But after a week of mixed signals over the likelihood of a preliminary trade deal, the developments did little to move markets.

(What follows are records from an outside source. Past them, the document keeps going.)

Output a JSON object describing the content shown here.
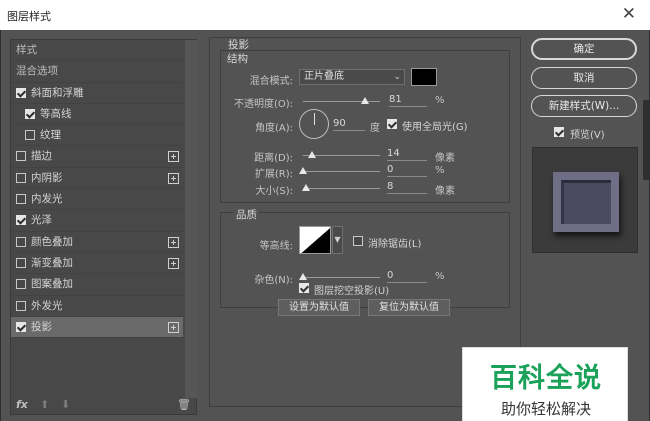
{
  "window": {
    "title": "图层样式",
    "close_icon": "close-icon"
  },
  "effects": {
    "items": [
      {
        "label": "样式",
        "type": "header"
      },
      {
        "label": "混合选项",
        "type": "header"
      },
      {
        "label": "斜面和浮雕",
        "checked": true
      },
      {
        "label": "等高线",
        "checked": true,
        "indent": true
      },
      {
        "label": "纹理",
        "checked": false,
        "indent": true
      },
      {
        "label": "描边",
        "checked": false,
        "plus": true
      },
      {
        "label": "内阴影",
        "checked": false,
        "plus": true
      },
      {
        "label": "内发光",
        "checked": false
      },
      {
        "label": "光泽",
        "checked": true
      },
      {
        "label": "颜色叠加",
        "checked": false,
        "plus": true
      },
      {
        "label": "渐变叠加",
        "checked": false,
        "plus": true
      },
      {
        "label": "图案叠加",
        "checked": false
      },
      {
        "label": "外发光",
        "checked": false
      },
      {
        "label": "投影",
        "checked": true,
        "plus": true,
        "selected": true
      }
    ],
    "tools": {
      "fx": "fx",
      "up": "⬆",
      "down": "⬇",
      "trash": "🗑"
    }
  },
  "shadow": {
    "section_title": "投影",
    "structure_title": "结构",
    "blend_mode_label": "混合模式:",
    "blend_mode_value": "正片叠底",
    "blend_color": "#000000",
    "opacity_label": "不透明度(O):",
    "opacity_value": "81",
    "opacity_unit": "%",
    "opacity_level": 0.81,
    "angle_label": "角度(A):",
    "angle_value": "90",
    "angle_unit": "度",
    "global_light_label": "使用全局光(G)",
    "global_light_checked": true,
    "distance_label": "距离(D):",
    "distance_value": "14",
    "distance_unit": "像素",
    "spread_label": "扩展(R):",
    "spread_value": "0",
    "spread_unit": "%",
    "size_label": "大小(S):",
    "size_value": "8",
    "size_unit": "像素",
    "quality_title": "品质",
    "contour_label": "等高线:",
    "antialias_label": "消除锯齿(L)",
    "antialias_checked": false,
    "noise_label": "杂色(N):",
    "noise_value": "0",
    "noise_unit": "%",
    "knockout_label": "图层挖空投影(U)",
    "knockout_checked": true,
    "set_default_label": "设置为默认值",
    "reset_default_label": "复位为默认值"
  },
  "buttons": {
    "ok": "确定",
    "cancel": "取消",
    "new_style": "新建样式(W)...",
    "preview_label": "预览(V)",
    "preview_checked": true
  },
  "watermark": {
    "title": "百科全说",
    "subtitle": "助你轻松解决"
  }
}
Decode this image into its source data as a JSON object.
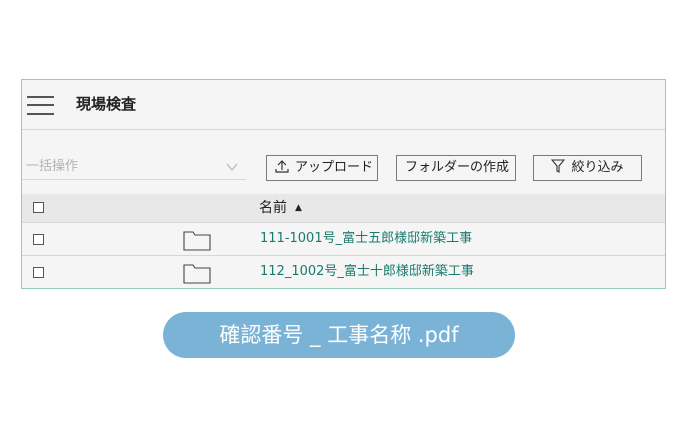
{
  "header": {
    "title": "現場検査",
    "menu_icon": "hamburger-icon"
  },
  "toolbar": {
    "bulk_action_placeholder": "一括操作",
    "upload_label": "アップロード",
    "create_folder_label": "フォルダーの作成",
    "filter_label": "絞り込み"
  },
  "table": {
    "columns": {
      "name": "名前",
      "sort_indicator": "▲"
    },
    "rows": [
      {
        "name": "111-1001号_富士五郎様邸新築工事",
        "icon": "folder-icon"
      },
      {
        "name": "112_1002号_富士十郎様邸新築工事",
        "icon": "folder-icon"
      }
    ]
  },
  "caption": {
    "text": "確認番号 _ 工事名称 .pdf"
  },
  "colors": {
    "panel_border": "#8fcfb8",
    "link": "#1a7a6e",
    "pill_background": "#7ab3d6"
  }
}
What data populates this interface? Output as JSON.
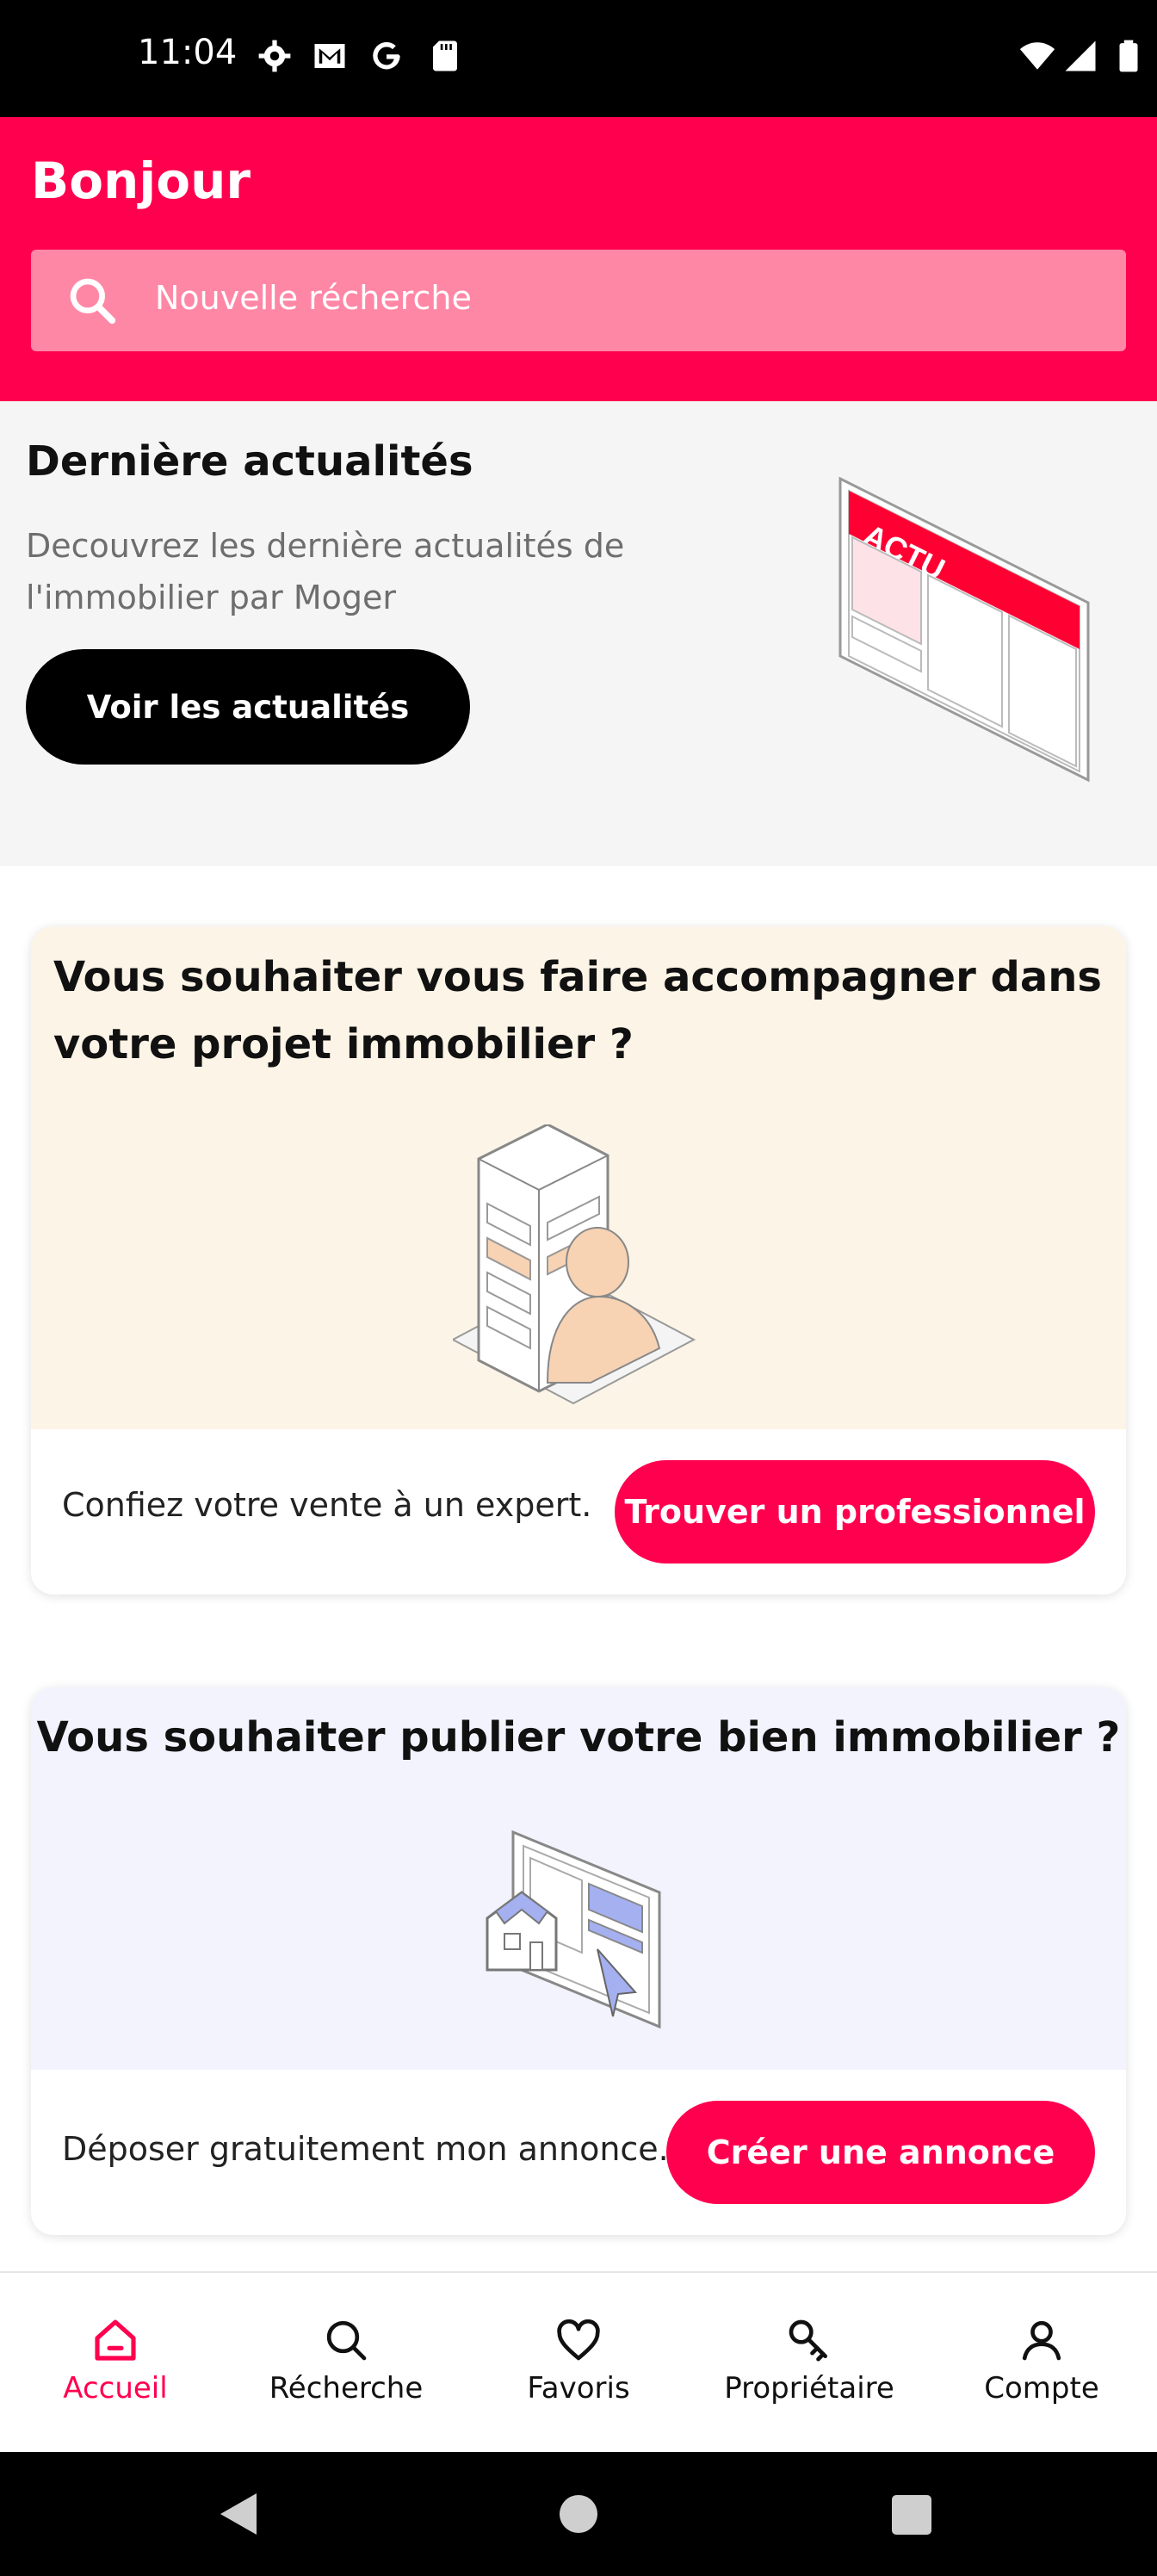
{
  "status_bar": {
    "time": "11:04",
    "left_icons": [
      "settings-icon",
      "gmail-icon",
      "google-icon",
      "sd-card-icon"
    ],
    "right_icons": [
      "wifi-icon",
      "signal-icon",
      "battery-icon"
    ]
  },
  "header": {
    "greeting": "Bonjour",
    "search_placeholder": "Nouvelle récherche",
    "background_color": "#ff004f"
  },
  "news": {
    "title": "Dernière actualités",
    "description": "Decouvrez les dernière actualités de l'immobilier par Moger",
    "button_label": "Voir les actualités",
    "illustration_label": "ACTU"
  },
  "pro_card": {
    "title": "Vous souhaiter vous faire accompagner dans votre projet immobilier ?",
    "text": "Confiez votre vente à un expert.",
    "button_label": "Trouver un professionnel"
  },
  "publish_card": {
    "title": "Vous souhaiter publier votre bien immobilier ?",
    "text": "Déposer gratuitement mon annonce.",
    "button_label": "Créer une annonce"
  },
  "bottom_nav": {
    "items": [
      {
        "label": "Accueil",
        "icon": "home-icon",
        "active": true
      },
      {
        "label": "Récherche",
        "icon": "search-icon",
        "active": false
      },
      {
        "label": "Favoris",
        "icon": "heart-icon",
        "active": false
      },
      {
        "label": "Propriétaire",
        "icon": "key-icon",
        "active": false
      },
      {
        "label": "Compte",
        "icon": "user-icon",
        "active": false
      }
    ]
  },
  "system_nav": {
    "buttons": [
      "back-icon",
      "home-circle-icon",
      "recents-icon"
    ]
  },
  "colors": {
    "accent": "#ff004f",
    "search_bg": "#ff87a6",
    "news_bg": "#f5f5f5",
    "pro_card_bg": "#fcf4e6",
    "publish_card_bg": "#f2f3fd"
  }
}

Currencies continued to trade in tight ranges.
"While there are many trade headlines over the past few days, one can also argue that this is actually a 'status quo'," Commerzbank FX and EM analyst Hao Zhou wrote in a note to clients.
"At the end of the day, there is little progress on trade talks, and it looks like both sides are fine with another delay of the phase 1 deal," he wrote.
Against a basket of currencies, the dollar was down less than 0.1%, breaking its three-day streak of gains and heading for its smallest weekly change since the start of August this year.
But the Japanese yen — also seen as a safe haven — was flat against the dollar.
MUFG currency analyst Lee Hardman wrote in a note that low volatility and tight trading ranges are currently the key characteristics of the FX market.
German third quarter GDP data released earlier this morning held no surprises, showing that exports, state spending and consumers helped the German economy avoid a recession.
"Up to now, the slowdown in Germany has been concentrated in the manufacturing sector," Daria Parkhomenko, forex strategy associate at RBC Capital Markets, wrote in a note to clients.
"Unless global uncertainties are lifted, which are weighing down on the manufacturing sector, it is only a question of when, not if, the weakness in manufacturing spreads to the rest of the economy," she wrote.
The euro was slightly up against the weaker dollar.